A common theme gaining popularity is buying less and investing in better things instead. When it comes to shears, spending a little more to get a higher-quality pair that stays sharper longer and eliminates muscle fatigue is a no-brainer. And, because it’s a significant purchase, it should come with as much support as possible.
Look for companies that offer guidance on use, clear warranty information, and maintenance options. The Sam Villa Company offers a comprehensive guide with each shear purchase that includes everything needed to make them last as long as possible. Highlights include adjusting tension and cleaning, how to hold shears to eliminate hand, wrist, and shoulder pain, an option to register shears, warranty details, and even tutorials.
4 Tips to Consider When Purchasing Shears
- Make sure they are the correct size. Measure the length of the blade against middle finger, and the overall length of the shear against the extended palm of the hand. If it’s too small or large, it will feel awkward. The most critical element is the handle. It MUST feel comfortable.
- Check out the warranty info to see what kind of security it provides. Look for a lifetime warranty covering material and workmanship defects, plus replacement parts.
- After purchase, register shears to expedite warranty services and safeguard the investment.
- Find out how to sharpen shears – many companies will only honor a warranty program if shears have been serviced by them or a designated servicing partner.
Tips for Cleaning and Oiling Shears

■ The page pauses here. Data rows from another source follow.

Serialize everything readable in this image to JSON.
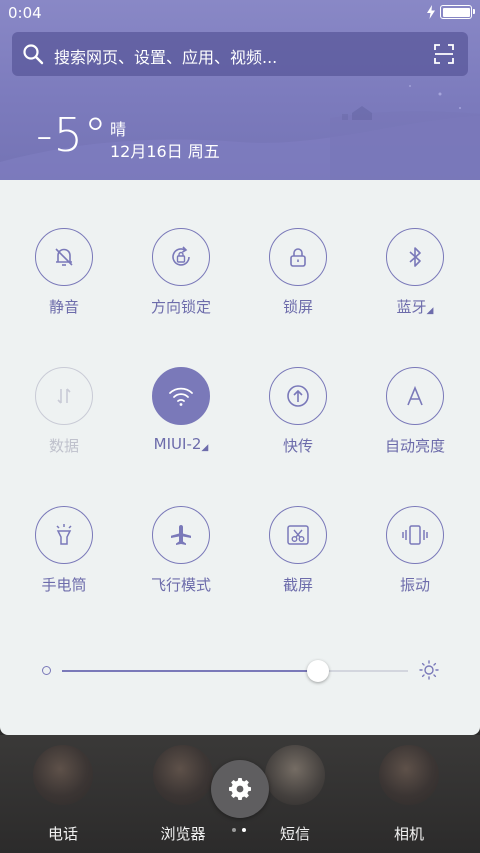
{
  "status_bar": {
    "time": "0:04",
    "icons": [
      "charging-icon",
      "battery-icon"
    ]
  },
  "search": {
    "placeholder": "搜索网页、设置、应用、视频...",
    "icons": [
      "search-icon",
      "scan-icon"
    ]
  },
  "weather": {
    "temperature": "-5°",
    "condition": "晴",
    "date": "12月16日 周五"
  },
  "toggles": [
    {
      "id": "mute",
      "label": "静音",
      "icon": "bell-off-icon",
      "state": "off"
    },
    {
      "id": "rotation-lock",
      "label": "方向锁定",
      "icon": "rotation-lock-icon",
      "state": "off"
    },
    {
      "id": "lock-screen",
      "label": "锁屏",
      "icon": "lock-icon",
      "state": "off"
    },
    {
      "id": "bluetooth",
      "label": "蓝牙",
      "icon": "bluetooth-icon",
      "state": "off",
      "has_menu": true
    },
    {
      "id": "data",
      "label": "数据",
      "icon": "data-arrows-icon",
      "state": "disabled"
    },
    {
      "id": "wifi",
      "label": "MIUI-2",
      "icon": "wifi-icon",
      "state": "on",
      "has_menu": true
    },
    {
      "id": "quick-send",
      "label": "快传",
      "icon": "upload-icon",
      "state": "off"
    },
    {
      "id": "auto-brightness",
      "label": "自动亮度",
      "icon": "letter-a-icon",
      "state": "off"
    },
    {
      "id": "flashlight",
      "label": "手电筒",
      "icon": "flashlight-icon",
      "state": "off"
    },
    {
      "id": "airplane",
      "label": "飞行模式",
      "icon": "airplane-icon",
      "state": "off"
    },
    {
      "id": "screenshot",
      "label": "截屏",
      "icon": "scissors-icon",
      "state": "off"
    },
    {
      "id": "vibrate",
      "label": "振动",
      "icon": "vibrate-icon",
      "state": "off"
    }
  ],
  "brightness": {
    "level": 0.74
  },
  "dock": [
    {
      "label": "电话",
      "icon": "phone-app-icon"
    },
    {
      "label": "浏览器",
      "icon": "browser-app-icon"
    },
    {
      "label": "短信",
      "icon": "messages-app-icon"
    },
    {
      "label": "相机",
      "icon": "camera-app-icon"
    }
  ],
  "page_indicator": {
    "count": 2,
    "active": 1
  },
  "colors": {
    "accent": "#7a79b9",
    "panel_bg": "#eef2f2",
    "header_bg": "#7c7bbd",
    "label": "#6d6cab",
    "disabled": "#c9cbd6"
  }
}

- Use rubbing alcohol and a cotton ball to remove product and residue – minding the blade's edges to avoid injury.
- Hold shears with tips pointing down with the blades open at a 45º angle, put a couple of drops of shear or clipper oil at the pivot point, open and close shears, and let sit overnight.
- In the morning, hold the shears in a downward position and open and close them multiple times while the oil flushes out the hair built up in the pivot point. Wipe clean.

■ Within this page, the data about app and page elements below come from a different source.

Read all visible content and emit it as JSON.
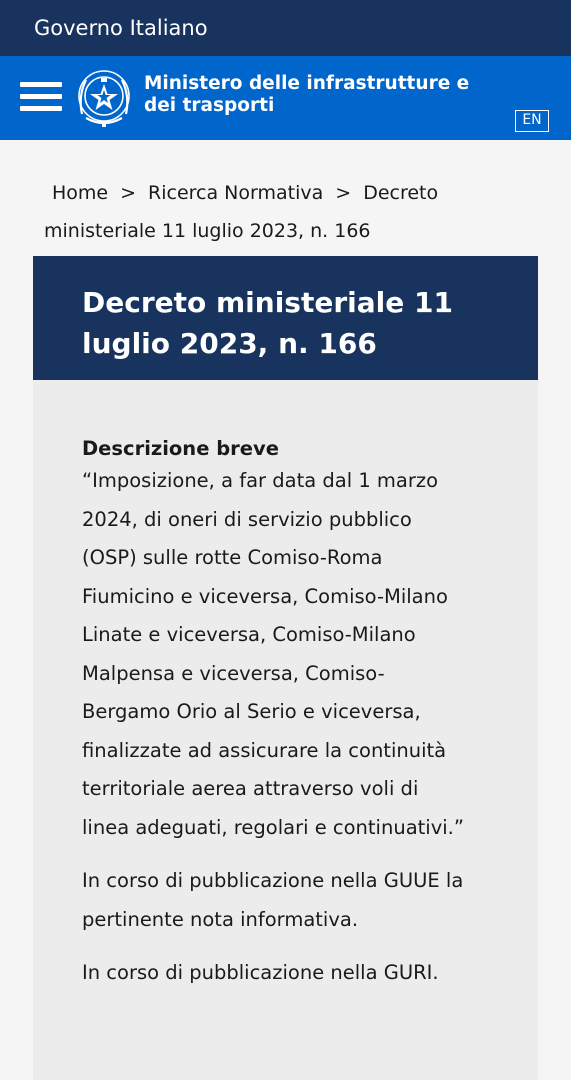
{
  "topbar": {
    "label": "Governo Italiano"
  },
  "header": {
    "menu_icon": "hamburger-menu-icon",
    "emblem_icon": "italian-republic-emblem-icon",
    "ministry_line1": "Ministero delle infrastrutture e",
    "ministry_line2": "dei trasporti",
    "language_button": "EN"
  },
  "breadcrumb": {
    "home": "Home",
    "separator": ">",
    "section": "Ricerca Normativa",
    "current_part1": "Decreto",
    "current_part2": "ministeriale 11 luglio 2023, n. 166"
  },
  "page": {
    "title_line1": "Decreto ministeriale 11",
    "title_line2": "luglio 2023, n. 166"
  },
  "content": {
    "description_label": "Descrizione breve",
    "description_lines": [
      "“Imposizione, a far data dal 1 marzo",
      "2024, di oneri di servizio pubblico",
      "(OSP) sulle rotte Comiso-Roma",
      "Fiumicino e viceversa, Comiso-Milano",
      "Linate e viceversa, Comiso-Milano",
      "Malpensa e viceversa, Comiso-",
      "Bergamo Orio al Serio e viceversa,",
      "finalizzate ad assicurare la continuità",
      "territoriale aerea attraverso voli di",
      "linea adeguati, regolari e continuativi.”"
    ],
    "guue_line1": "In corso di pubblicazione nella GUUE la",
    "guue_line2": "pertinente nota informativa.",
    "guri": "In corso di pubblicazione nella GURI."
  },
  "colors": {
    "topbar_bg": "#17335e",
    "header_bg": "#0066cc",
    "title_bg": "#17335e",
    "content_bg": "#ececec",
    "page_bg": "#f5f5f5"
  }
}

Hold shears vertically with the tips pointing up, then lift the thumb handle while holding the finger side with the other hand and let go of the thumb. The blade should stay open at a 45° angle. If it starts to close, turn tension screw/knob to the right 1 or 2 clicks to tighten. Continue doing until the blades stay open at a 45° angle.
Learn more shear techniques from the Sam Villa Team weekly on Facebook and YouTube. The complete catalogue of customizable education for salons, shows and events, including Thrive On, is available here.